Indigenous Sport and Active Recreation Program
The Indigenous Sport and Active Recreation Program continued to improve the health and wellbeing of Indigenous Australians across the country. In 2012–13, multi-year funding agreements were made available under the program for the first time. A total of 120 funding agreements were executed under the program, of which 78 were multi-year agreements. This administrative change to the program provides certainty of funding for organisations to undertake longer-term sport and active recreation initiatives.
Sport and recreation facilities were created and upgraded through new funding agreements.
Water & snow safety activities
The department continued to provide funding to improve the safety of water-based and snow-based recreational activities in 2012–13.
Funding provided under the National Recreation Safety Program supported the ongoing activities of Surf Life Saving Australia, Royal Life Saving Society – Australia, AUSTSWIM and the Australian Ski Patrol Association. Water safety activities funded included ongoing distribution and promotion of the ‘Living with Water’ DVD, which highlights water safety issues for children aged under five years. Additionally, funding supported the development by Laurie Lawrence Swimming Enterprises of a curriculum and related material for use in early childhood learning situations.
Sport for Social Good
For many of us, sport is a fundamental part of what it means to be Australian; it brings us together and provides a sense of belonging to our community, our region and our nation. For individuals, sport can increase self-esteem and confidence and contribute to physical and mental wellbeing. In 2012–13 the department supported a range of activities to encourage Australians to participate in sport through the National Reclink Program.
The National Reclink Program uses sport and physical recreation activities to improve the physical and mental wellbeing of people experiencing disadvantage and helps them to integrate into the community. Direct benefits for people involved in Reclink activities include increased exercise, physical fitness, social connection and relief from boredom. With the department's support, the program engaged over 100,000 participants from around Australia in 2012–13.
The department supported a Tennis Australia pilot program ‘Do something Australian on Australia Day – Play Tennis’ to extend the reach of tennis clubs into local communities. Conducted in four suburban locations in Victoria, South Australia, New South Wales and the Australian Capital Territory, as well as at the Australian Open in Melbourne, the program provided free coaching sessions and highlighted the role of clubs as accessible places for sport, socialising and friendship.
The department also worked with the Football Federation Australia to implement its ‘Harmony through Football’ program. This was a four-month multicultural community engagement program with over 190 events across Victoria and New South Wales. More than 21,000 people of all ages, races and backgrounds participated, culminating in three Harmony Day themed A-League matches.

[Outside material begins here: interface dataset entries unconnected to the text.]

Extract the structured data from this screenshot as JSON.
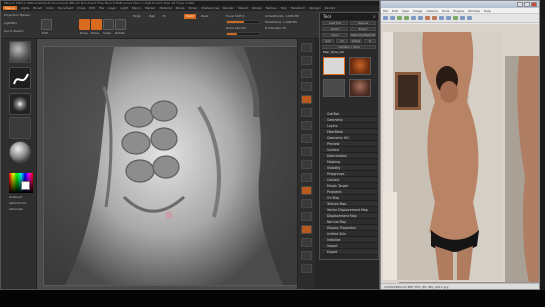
{
  "zbrush": {
    "title_bar": "ZBrush 4R6 [C:\\ZBrush\\Default Document]   ZBrush Document   Free Mem 8.8GB   Active Mem 1.1GB   Scratch Disk 48   Timer 0.006",
    "menu_items": [
      "Alpha",
      "Brush",
      "Color",
      "Document",
      "Draw",
      "Edit",
      "File",
      "Layer",
      "Light",
      "Macro",
      "Marker",
      "Material",
      "Movie",
      "Picker",
      "Preferences",
      "Render",
      "Stencil",
      "Stroke",
      "Texture",
      "Tool",
      "Transform",
      "Zplugin",
      "Zscript"
    ],
    "menu_highlight": "Menus",
    "tabs": {
      "edit": "Edit",
      "draw": "Draw",
      "move": "Move",
      "scale": "Scale",
      "rotate": "Rotate",
      "mrgb": "Mrgb",
      "rgb": "Rgb",
      "m": "M",
      "zadd": "Zadd",
      "zsub": "Zsub",
      "focal_shift": "Focal Shift 0",
      "draw_size": "Draw Size 64",
      "z_intensity": "Z Intensity 25",
      "active_points": "ActivePoints: 1.006 Mil",
      "total_points": "TotalPoints: 1.006 Mil"
    },
    "left_shelf": {
      "projection_master": "Projection Master",
      "lightbox": "LightBox",
      "quick_sketch": "Quick Sketch",
      "gradient": "Gradient",
      "switch_color": "SwitchColor",
      "alternate": "Alternate"
    },
    "right_shelf_labels": [
      "BPR",
      "SPix 3",
      "Scroll",
      "Zoom",
      "Actual",
      "AAHalf",
      "Persp",
      "Floor",
      "Local",
      "L.Sym",
      "Frame",
      "Move",
      "Scale",
      "Rotate",
      "PolyF",
      "Transp",
      "Solo",
      "Xpose"
    ]
  },
  "tool_panel": {
    "title": "Tool",
    "close": "×",
    "buttons_row1": [
      "Load Tool",
      "Save As"
    ],
    "buttons_row2": [
      "Import",
      "Export"
    ],
    "buttons_row3": [
      "Clone",
      "Make PolyMesh3D"
    ],
    "buttons_row4": [
      "GoZ",
      "All",
      "Visible",
      "R"
    ],
    "buttons_row5": [
      "Lightbox > Tools"
    ],
    "current_tool": "Man_Torso_02",
    "items": [
      "SubTool",
      "Geometry",
      "Layers",
      "FiberMesh",
      "Geometry HD",
      "Preview",
      "Surface",
      "Deformation",
      "Masking",
      "Visibility",
      "Polygroups",
      "Contact",
      "Morph Target",
      "Polypaint",
      "UV Map",
      "Texture Map",
      "Vector Displacement Map",
      "Displacement Map",
      "Normal Map",
      "Display Properties",
      "Unified Skin",
      "Initialize",
      "Import",
      "Export"
    ]
  },
  "viewer": {
    "menu_items": [
      "File",
      "Edit",
      "View",
      "Image",
      "Options",
      "Tools",
      "Plugins",
      "Window",
      "Help"
    ],
    "status": "1920x2880x24 BPP   38%   JPG   IMG_8412.jpg",
    "colors": {
      "title_active": "#b3c0d2",
      "close": "#c9483a"
    }
  },
  "colors": {
    "accent_orange": "#d96a1e",
    "zbrush_bg": "#2b2b2b",
    "canvas_bg": "#4a4a4a"
  }
}
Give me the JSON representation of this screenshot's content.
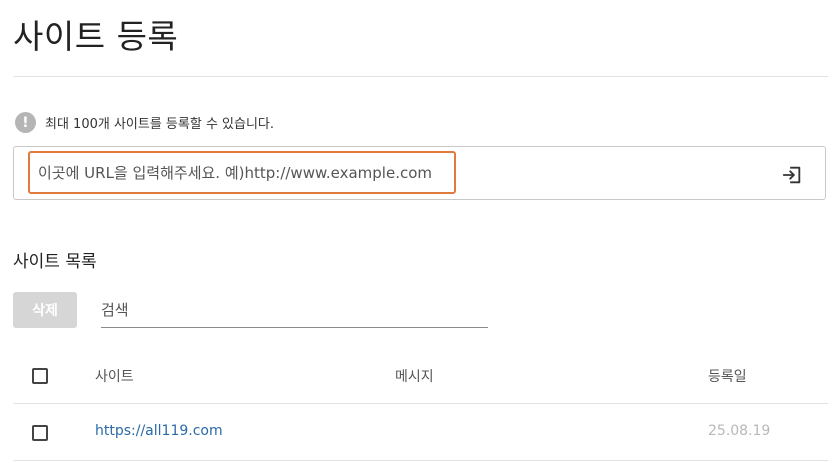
{
  "page": {
    "title": "사이트 등록"
  },
  "notice": {
    "icon": "exclamation-icon",
    "text": "최대 100개 사이트를 등록할 수 있습니다."
  },
  "url_form": {
    "placeholder": "이곳에 URL을 입력해주세요. 예)http://www.example.com",
    "value": "",
    "submit_icon": "enter-icon",
    "highlight_color": "#e07a3f"
  },
  "site_list": {
    "title": "사이트 목록",
    "delete_label": "삭제",
    "search_placeholder": "검색",
    "columns": {
      "site": "사이트",
      "message": "메시지",
      "date": "등록일"
    },
    "rows": [
      {
        "site": "https://all119.com",
        "message": "",
        "date": "25.08.19",
        "checked": false
      }
    ]
  },
  "colors": {
    "link": "#2b6aa8",
    "delete_button_bg": "#d6d6d6",
    "date_text": "#b8b8b8"
  }
}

The department supported Tennis Australia with its outreach program to communities in four states. (Photo courtesy of Tennis Australia.)